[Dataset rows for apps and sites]
#####

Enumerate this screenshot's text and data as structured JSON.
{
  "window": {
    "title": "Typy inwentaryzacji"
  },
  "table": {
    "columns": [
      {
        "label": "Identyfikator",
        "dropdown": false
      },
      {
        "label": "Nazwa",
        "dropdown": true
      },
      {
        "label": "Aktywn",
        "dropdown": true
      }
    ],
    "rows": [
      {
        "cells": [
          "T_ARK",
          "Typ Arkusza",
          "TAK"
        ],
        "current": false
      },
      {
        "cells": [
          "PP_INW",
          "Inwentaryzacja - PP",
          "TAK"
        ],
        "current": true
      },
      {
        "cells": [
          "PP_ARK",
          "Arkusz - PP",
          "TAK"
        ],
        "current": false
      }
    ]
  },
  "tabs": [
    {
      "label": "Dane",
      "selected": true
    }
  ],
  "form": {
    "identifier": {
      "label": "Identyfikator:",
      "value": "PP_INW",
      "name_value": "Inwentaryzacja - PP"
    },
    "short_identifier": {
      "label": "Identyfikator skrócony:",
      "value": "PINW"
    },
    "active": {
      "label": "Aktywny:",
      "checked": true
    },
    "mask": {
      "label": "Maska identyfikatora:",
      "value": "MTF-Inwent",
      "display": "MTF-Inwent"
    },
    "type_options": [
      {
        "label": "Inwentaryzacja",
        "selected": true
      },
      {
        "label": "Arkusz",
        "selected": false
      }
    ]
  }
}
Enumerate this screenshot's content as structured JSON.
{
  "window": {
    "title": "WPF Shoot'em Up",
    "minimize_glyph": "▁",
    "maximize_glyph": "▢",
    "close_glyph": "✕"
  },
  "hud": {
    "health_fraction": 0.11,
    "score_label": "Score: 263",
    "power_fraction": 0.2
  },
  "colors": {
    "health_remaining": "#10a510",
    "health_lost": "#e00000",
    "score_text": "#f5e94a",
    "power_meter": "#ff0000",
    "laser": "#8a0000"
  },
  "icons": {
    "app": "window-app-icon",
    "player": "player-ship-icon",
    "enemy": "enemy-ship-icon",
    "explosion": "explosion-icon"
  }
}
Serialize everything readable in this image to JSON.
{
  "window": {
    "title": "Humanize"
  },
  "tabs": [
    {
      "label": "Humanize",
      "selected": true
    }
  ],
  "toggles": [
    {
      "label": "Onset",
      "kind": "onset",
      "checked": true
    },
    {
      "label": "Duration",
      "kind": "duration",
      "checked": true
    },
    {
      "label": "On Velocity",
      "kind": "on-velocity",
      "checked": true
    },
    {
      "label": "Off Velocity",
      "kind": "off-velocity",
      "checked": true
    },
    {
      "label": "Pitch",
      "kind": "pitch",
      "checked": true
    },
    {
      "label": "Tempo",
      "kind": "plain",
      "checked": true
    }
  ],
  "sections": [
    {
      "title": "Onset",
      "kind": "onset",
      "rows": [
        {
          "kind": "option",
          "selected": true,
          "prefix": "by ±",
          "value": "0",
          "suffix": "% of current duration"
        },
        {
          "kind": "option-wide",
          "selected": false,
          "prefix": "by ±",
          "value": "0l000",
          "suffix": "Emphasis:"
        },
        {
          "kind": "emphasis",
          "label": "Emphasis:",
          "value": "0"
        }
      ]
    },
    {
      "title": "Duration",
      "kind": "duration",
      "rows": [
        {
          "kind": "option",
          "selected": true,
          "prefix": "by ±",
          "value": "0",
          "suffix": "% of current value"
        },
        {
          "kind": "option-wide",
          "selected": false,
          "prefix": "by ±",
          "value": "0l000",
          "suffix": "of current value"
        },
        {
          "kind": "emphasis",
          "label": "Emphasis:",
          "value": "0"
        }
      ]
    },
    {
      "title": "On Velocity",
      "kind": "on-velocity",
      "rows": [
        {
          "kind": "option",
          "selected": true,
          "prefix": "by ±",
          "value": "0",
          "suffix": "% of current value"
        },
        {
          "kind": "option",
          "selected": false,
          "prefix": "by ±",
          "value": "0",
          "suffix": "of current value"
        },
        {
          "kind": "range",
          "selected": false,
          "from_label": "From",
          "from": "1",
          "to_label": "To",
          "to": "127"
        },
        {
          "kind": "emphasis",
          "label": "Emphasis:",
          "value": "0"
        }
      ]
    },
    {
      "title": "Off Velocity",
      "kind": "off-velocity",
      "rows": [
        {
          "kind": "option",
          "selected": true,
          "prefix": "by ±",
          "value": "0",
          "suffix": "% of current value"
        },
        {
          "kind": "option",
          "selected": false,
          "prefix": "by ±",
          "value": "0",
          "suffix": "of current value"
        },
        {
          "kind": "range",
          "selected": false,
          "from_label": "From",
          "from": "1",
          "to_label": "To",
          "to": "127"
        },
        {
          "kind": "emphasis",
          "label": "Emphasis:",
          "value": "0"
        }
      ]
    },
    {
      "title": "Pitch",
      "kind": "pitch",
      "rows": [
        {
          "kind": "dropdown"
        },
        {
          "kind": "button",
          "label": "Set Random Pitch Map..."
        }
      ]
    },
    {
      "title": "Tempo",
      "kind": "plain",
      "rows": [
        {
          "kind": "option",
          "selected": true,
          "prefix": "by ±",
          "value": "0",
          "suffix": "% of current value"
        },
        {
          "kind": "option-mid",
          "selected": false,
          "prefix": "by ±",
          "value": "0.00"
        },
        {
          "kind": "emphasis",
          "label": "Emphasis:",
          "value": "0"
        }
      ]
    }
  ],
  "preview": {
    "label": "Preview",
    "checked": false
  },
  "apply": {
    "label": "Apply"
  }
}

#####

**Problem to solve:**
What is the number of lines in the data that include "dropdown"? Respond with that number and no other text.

**Written response:**
4